:: Work instruction ::
An exact, complete copy of the entries is what is needed.

:: Records to process ::
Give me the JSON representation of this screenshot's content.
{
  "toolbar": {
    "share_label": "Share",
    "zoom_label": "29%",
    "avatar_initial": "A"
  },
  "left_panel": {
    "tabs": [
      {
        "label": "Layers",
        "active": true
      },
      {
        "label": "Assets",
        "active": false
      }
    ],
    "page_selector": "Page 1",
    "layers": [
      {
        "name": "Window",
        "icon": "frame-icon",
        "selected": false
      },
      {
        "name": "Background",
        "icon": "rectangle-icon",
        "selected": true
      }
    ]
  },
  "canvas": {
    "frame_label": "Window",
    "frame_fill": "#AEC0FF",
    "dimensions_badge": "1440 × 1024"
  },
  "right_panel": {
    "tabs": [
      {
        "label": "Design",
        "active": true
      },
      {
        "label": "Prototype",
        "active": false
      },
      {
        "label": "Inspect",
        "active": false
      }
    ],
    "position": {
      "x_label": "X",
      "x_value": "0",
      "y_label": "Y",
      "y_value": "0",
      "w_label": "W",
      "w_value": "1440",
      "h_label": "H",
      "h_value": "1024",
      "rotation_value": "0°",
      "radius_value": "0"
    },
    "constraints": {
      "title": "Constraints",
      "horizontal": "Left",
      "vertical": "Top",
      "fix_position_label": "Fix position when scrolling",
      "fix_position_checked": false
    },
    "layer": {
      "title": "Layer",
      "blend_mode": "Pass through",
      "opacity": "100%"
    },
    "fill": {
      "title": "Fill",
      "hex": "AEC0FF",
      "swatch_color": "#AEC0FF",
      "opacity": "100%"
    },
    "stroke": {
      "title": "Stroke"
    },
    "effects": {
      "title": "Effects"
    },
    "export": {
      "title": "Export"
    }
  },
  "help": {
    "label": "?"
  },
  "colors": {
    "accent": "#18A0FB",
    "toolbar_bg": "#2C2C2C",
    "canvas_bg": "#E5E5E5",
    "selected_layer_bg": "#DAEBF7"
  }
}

:: Exercise output ::
Give me the JSON representation of this screenshot's content.
{
  "toolbar": {
    "share_label": "Share",
    "zoom_label": "29%",
    "avatar_initial": "A"
  },
  "left_panel": {
    "tabs": [
      {
        "label": "Layers",
        "active": true
      },
      {
        "label": "Assets",
        "active": false
      }
    ],
    "page_selector": "Page 1",
    "layers": [
      {
        "name": "Window",
        "icon": "frame-icon",
        "selected": false
      },
      {
        "name": "Background",
        "icon": "rectangle-icon",
        "selected": true
      }
    ]
  },
  "canvas": {
    "frame_label": "Window",
    "frame_fill": "#AEC0FF",
    "dimensions_badge": "1440 × 1024"
  },
  "right_panel": {
    "tabs": [
      {
        "label": "Design",
        "active": true
      },
      {
        "label": "Prototype",
        "active": false
      },
      {
        "label": "Inspect",
        "active": false
      }
    ],
    "position": {
      "x_label": "X",
      "x_value": "0",
      "y_label": "Y",
      "y_value": "0",
      "w_label": "W",
      "w_value": "1440",
      "h_label": "H",
      "h_value": "1024",
      "rotation_value": "0°",
      "radius_value": "0"
    },
    "constraints": {
      "title": "Constraints",
      "horizontal": "Left",
      "vertical": "Top",
      "fix_position_label": "Fix position when scrolling",
      "fix_position_checked": false
    },
    "layer": {
      "title": "Layer",
      "blend_mode": "Pass through",
      "opacity": "100%"
    },
    "fill": {
      "title": "Fill",
      "hex": "AEC0FF",
      "swatch_color": "#AEC0FF",
      "opacity": "100%"
    },
    "stroke": {
      "title": "Stroke"
    },
    "effects": {
      "title": "Effects"
    },
    "export": {
      "title": "Export"
    }
  },
  "help": {
    "label": "?"
  },
  "colors": {
    "accent": "#18A0FB",
    "toolbar_bg": "#2C2C2C",
    "canvas_bg": "#E5E5E5",
    "selected_layer_bg": "#DAEBF7"
  }
}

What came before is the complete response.